Data for processing: Begin

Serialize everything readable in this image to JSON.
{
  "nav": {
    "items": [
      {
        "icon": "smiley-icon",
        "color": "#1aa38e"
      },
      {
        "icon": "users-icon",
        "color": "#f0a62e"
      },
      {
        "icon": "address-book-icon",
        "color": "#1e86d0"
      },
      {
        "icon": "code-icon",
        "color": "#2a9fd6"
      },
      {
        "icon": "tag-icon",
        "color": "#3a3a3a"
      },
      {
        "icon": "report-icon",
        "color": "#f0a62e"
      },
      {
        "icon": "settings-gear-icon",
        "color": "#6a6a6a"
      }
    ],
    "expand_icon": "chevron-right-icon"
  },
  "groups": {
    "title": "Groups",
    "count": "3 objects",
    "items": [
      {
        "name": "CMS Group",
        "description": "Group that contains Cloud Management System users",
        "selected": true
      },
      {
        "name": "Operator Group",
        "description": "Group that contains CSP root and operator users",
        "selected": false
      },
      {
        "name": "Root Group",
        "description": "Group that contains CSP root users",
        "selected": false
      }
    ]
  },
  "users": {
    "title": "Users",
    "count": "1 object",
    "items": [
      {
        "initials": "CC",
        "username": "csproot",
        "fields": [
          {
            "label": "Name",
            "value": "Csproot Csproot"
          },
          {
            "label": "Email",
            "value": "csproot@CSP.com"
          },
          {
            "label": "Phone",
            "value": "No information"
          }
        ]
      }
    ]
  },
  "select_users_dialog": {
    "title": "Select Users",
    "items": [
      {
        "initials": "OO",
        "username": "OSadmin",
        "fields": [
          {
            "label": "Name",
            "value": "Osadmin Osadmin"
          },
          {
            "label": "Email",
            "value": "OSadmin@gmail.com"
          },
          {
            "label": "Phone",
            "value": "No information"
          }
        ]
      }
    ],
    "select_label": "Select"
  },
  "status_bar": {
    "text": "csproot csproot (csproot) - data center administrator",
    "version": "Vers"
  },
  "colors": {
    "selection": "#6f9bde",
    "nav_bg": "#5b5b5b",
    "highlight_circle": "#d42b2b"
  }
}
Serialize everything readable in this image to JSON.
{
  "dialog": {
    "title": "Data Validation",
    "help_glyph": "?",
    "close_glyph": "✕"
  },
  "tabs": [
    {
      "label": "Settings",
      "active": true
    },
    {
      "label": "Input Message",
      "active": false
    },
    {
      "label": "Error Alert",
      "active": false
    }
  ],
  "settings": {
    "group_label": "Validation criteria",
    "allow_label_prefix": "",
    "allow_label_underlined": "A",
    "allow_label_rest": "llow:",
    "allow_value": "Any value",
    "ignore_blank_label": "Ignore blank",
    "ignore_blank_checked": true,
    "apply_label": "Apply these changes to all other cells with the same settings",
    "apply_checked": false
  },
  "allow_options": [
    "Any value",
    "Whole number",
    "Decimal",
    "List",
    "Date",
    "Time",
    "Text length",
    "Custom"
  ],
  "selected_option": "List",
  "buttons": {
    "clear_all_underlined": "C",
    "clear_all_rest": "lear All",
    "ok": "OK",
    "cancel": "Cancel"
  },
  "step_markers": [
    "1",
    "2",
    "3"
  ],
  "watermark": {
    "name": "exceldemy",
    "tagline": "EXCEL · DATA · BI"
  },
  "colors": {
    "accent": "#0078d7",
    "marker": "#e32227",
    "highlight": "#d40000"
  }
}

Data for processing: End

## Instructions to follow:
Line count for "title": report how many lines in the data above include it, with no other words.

## Answer area:
4